Which do I prefer ? It’s a real tough question as both of these knives are excellent but they are quite different. The PM2 is classic Spyderco and is thought by many to be the ultimate all-round EDC whereas the 580 while a bit longer and heavier seems a bit more delicate but we have put our 580’s to the test here on the farm and they are pretty capable at everything we have asked them to do. Cutting, slicing and stabbing tasks have all been carried out without a hitch.

Deployment of the 580 is unbeatable but it isn’t really discrete and it does take up a wee bit more pocket space than the PM2 though the smooth nylon handle is likely easier on material than the grippier G10 of the Spyderco. Both would make short work of any everyday task though maybe the PM2 would be better as a weapon if you had to use either as a defensive tool. At the end of the piece if I absolutely had to choose I think when it comes to a ‘going out’ EDC that the PM2 gets the nod by a hairs breadth. Thankfully I own both so I can pick according to my mood !

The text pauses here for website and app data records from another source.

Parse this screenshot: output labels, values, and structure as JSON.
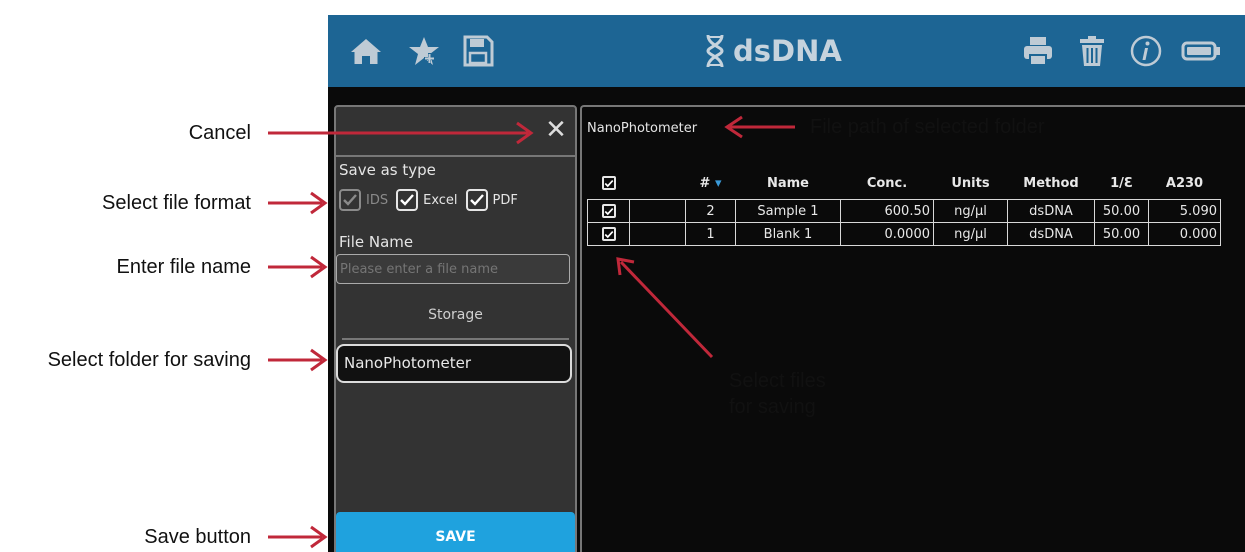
{
  "annotations": {
    "cancel": "Cancel",
    "select_format": "Select file format",
    "enter_name": "Enter file name",
    "select_folder": "Select folder for saving",
    "save_button": "Save button",
    "file_path": "File path of selected folder",
    "select_files_line1": "Select files",
    "select_files_line2": "for saving",
    "arrow_color": "#c0283a"
  },
  "header": {
    "title": "dsDNA",
    "bg_color": "#1d6594",
    "icon_color": "#bfcbd5",
    "icons_left": [
      "home-icon",
      "favorite-star-icon",
      "save-disk-icon"
    ],
    "icons_right": [
      "print-icon",
      "trash-icon",
      "info-icon",
      "battery-icon"
    ],
    "title_icon": "dna-icon"
  },
  "save_panel": {
    "close_glyph": "✕",
    "save_as_type_label": "Save as type",
    "formats": [
      {
        "label": "IDS",
        "checked": true,
        "disabled": true
      },
      {
        "label": "Excel",
        "checked": true,
        "disabled": false
      },
      {
        "label": "PDF",
        "checked": true,
        "disabled": false
      }
    ],
    "file_name_label": "File Name",
    "file_name_placeholder": "Please enter a file name",
    "storage_label": "Storage",
    "folder": "NanoPhotometer",
    "save_label": "SAVE",
    "save_color": "#1fa2de"
  },
  "results": {
    "folder_path": "NanoPhotometer",
    "columns": [
      "#",
      "Name",
      "Conc.",
      "Units",
      "Method",
      "1/Ɛ",
      "A230"
    ],
    "sort_indicator": "▾",
    "rows": [
      {
        "checked": true,
        "num": "2",
        "name": "Sample 1",
        "conc": "600.50",
        "units": "ng/µl",
        "method": "dsDNA",
        "inv_eps": "50.00",
        "a230": "5.090"
      },
      {
        "checked": true,
        "num": "1",
        "name": "Blank 1",
        "conc": "0.0000",
        "units": "ng/µl",
        "method": "dsDNA",
        "inv_eps": "50.00",
        "a230": "0.000"
      }
    ]
  }
}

Next time I’ll take a look at the two folders most carried when I’m here at home – the Spyderco Manix 2 XL and the Zero Tolerance 0200